Laolu Akande, spokesperson to Vice-President Yemi Osinbajo, in a statement said Ahmed updated the national economic council (NEC) on the main features of the bill at an extraordinary virtual meeting on Thursday.
The minister said the proposed bill is anchored on five fundamental policy drivers.
She listed the drivers as tax equity, climate change, job creation/ economic growth, tax incentives’ reform and revenue generation/tax administration.
She said that the bill sought to amend relevant taxes, excises and duty statutes in line with the macroeconomic policy reforms of the federal government.
According to Ahmed, the bill also aims to amend and make further provisions in specific laws in connection with the public financial management of the federation.
She said other aspects of the finance bill include chargeable assets; exclusion of losses and replacement of business assets.
“For instance, under the Tax Equity pillar, all sectors of the economy would be brought into the tax net including Capital Gains Tax from digital assets, cable undertakings, lottery and gaming business,” the statement quoted Ahmed as saying.
“Similarly, under the Climate Change and Green Growth pillar of the bill, there would be incentives for the natural gas sector and discouragement of gas flaring.
“Under the pillar of Tax Incentives’ Reforms, there would be new deductions for Research and Development, and Investment Tax Credits; Reconstruction Investment Allowance; Rural Investment Allowance; Incomes in Convertible Currencies to be exempt, among others.

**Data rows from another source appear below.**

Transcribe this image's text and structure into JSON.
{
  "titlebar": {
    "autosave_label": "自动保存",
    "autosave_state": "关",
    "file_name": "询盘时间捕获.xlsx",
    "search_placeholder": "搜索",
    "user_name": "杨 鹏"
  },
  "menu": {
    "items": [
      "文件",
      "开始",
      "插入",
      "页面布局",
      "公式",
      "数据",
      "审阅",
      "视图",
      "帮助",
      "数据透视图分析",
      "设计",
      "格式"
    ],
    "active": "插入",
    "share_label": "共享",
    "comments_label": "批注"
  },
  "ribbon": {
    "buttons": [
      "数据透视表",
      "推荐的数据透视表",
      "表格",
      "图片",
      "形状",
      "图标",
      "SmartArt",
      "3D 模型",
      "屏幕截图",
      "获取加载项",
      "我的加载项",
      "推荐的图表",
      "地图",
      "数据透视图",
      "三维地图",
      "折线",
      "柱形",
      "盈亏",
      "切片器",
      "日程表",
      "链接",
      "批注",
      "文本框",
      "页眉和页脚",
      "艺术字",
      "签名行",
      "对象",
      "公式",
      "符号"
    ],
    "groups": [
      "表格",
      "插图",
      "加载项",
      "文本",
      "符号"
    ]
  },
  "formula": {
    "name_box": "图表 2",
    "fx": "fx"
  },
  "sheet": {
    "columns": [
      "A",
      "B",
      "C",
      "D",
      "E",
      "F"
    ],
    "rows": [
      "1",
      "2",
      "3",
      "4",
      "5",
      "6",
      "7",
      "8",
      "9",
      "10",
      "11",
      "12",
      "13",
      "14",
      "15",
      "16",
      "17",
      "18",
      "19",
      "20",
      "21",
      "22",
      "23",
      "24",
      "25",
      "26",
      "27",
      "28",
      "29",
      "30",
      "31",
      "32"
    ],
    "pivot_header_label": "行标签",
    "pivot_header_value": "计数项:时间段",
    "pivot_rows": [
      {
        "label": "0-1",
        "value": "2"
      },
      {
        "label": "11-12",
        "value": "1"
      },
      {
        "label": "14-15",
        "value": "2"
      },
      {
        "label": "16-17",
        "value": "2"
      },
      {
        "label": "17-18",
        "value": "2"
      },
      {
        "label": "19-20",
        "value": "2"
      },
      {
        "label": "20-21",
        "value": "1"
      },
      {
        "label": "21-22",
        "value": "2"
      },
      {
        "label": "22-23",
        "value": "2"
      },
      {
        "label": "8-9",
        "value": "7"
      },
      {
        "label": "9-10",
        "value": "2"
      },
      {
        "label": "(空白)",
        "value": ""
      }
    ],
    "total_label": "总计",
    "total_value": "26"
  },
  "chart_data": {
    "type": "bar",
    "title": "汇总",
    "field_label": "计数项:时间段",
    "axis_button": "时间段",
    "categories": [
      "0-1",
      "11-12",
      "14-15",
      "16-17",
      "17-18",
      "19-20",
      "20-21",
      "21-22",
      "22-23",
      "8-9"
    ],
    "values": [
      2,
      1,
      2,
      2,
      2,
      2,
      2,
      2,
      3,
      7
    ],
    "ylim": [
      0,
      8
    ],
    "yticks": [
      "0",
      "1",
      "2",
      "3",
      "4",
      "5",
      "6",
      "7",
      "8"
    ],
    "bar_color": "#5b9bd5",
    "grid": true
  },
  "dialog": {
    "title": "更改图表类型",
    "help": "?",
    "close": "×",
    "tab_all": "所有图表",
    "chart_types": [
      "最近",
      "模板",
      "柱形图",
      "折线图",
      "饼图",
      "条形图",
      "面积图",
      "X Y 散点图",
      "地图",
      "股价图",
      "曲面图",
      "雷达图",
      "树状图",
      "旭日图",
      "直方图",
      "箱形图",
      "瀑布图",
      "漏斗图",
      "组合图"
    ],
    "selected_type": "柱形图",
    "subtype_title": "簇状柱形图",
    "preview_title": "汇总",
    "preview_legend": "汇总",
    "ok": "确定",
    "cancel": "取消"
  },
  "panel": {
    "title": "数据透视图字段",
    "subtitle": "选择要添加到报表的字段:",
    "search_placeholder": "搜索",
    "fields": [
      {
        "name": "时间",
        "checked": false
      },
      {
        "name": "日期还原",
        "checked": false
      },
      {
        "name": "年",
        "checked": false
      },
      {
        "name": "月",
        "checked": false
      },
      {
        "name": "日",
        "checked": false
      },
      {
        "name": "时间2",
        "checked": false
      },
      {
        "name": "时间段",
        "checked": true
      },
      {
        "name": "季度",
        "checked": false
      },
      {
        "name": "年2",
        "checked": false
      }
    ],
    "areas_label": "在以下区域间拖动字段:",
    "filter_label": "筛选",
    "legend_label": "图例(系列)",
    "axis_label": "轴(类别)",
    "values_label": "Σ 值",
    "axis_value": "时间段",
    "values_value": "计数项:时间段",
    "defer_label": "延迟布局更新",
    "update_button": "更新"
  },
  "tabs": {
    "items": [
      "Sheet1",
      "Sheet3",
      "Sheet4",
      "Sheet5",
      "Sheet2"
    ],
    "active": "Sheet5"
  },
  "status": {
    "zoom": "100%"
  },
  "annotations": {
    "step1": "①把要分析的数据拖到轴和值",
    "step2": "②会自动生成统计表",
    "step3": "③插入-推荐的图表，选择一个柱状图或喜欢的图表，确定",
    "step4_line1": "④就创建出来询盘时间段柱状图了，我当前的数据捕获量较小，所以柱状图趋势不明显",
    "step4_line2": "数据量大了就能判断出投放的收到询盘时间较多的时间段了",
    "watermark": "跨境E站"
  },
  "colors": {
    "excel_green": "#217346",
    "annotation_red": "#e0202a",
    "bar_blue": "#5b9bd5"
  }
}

“Also the bill contains an amendment under Chargeable Assets stating that “subject to any exceptions provided by this Act”, all forms of property shall be assets for this Act, whether situated in Nigeria or not, including options, debts, digital assets and incorporeal property generally.”
The minister said the proposed bill clarified the taxation of cryptocurrency and other digital assets in line with the government’s policy thrust of enhancing cross-border and international taxation of growing e-commerce with emerging markets.
She said that by doing so, Nigeria would join the league of jurisdictions currently taxing digital assets, including the UK, the US, Australia, India, Kenya and South Africa.
After Ahmed’s presentation, the governors of Sokoto, Borno, Kaduna, Kebbi and Ogun states, among others, commented on the bill.
Following their comments, the NEC resolved to update the draft finance bill with additional inputs from state governors as the bill goes ahead to the federal executive council (FEC) before the president sends it to the national assembly.
In 2021, the Central Bank of Nigeria (CBN) directed banks to close accounts of persons or entities involved in cryptocurrency transactions within their systems.
The apex bank further urged citizens to desist from crypto assets, warning that they are used to fund illegal dealings.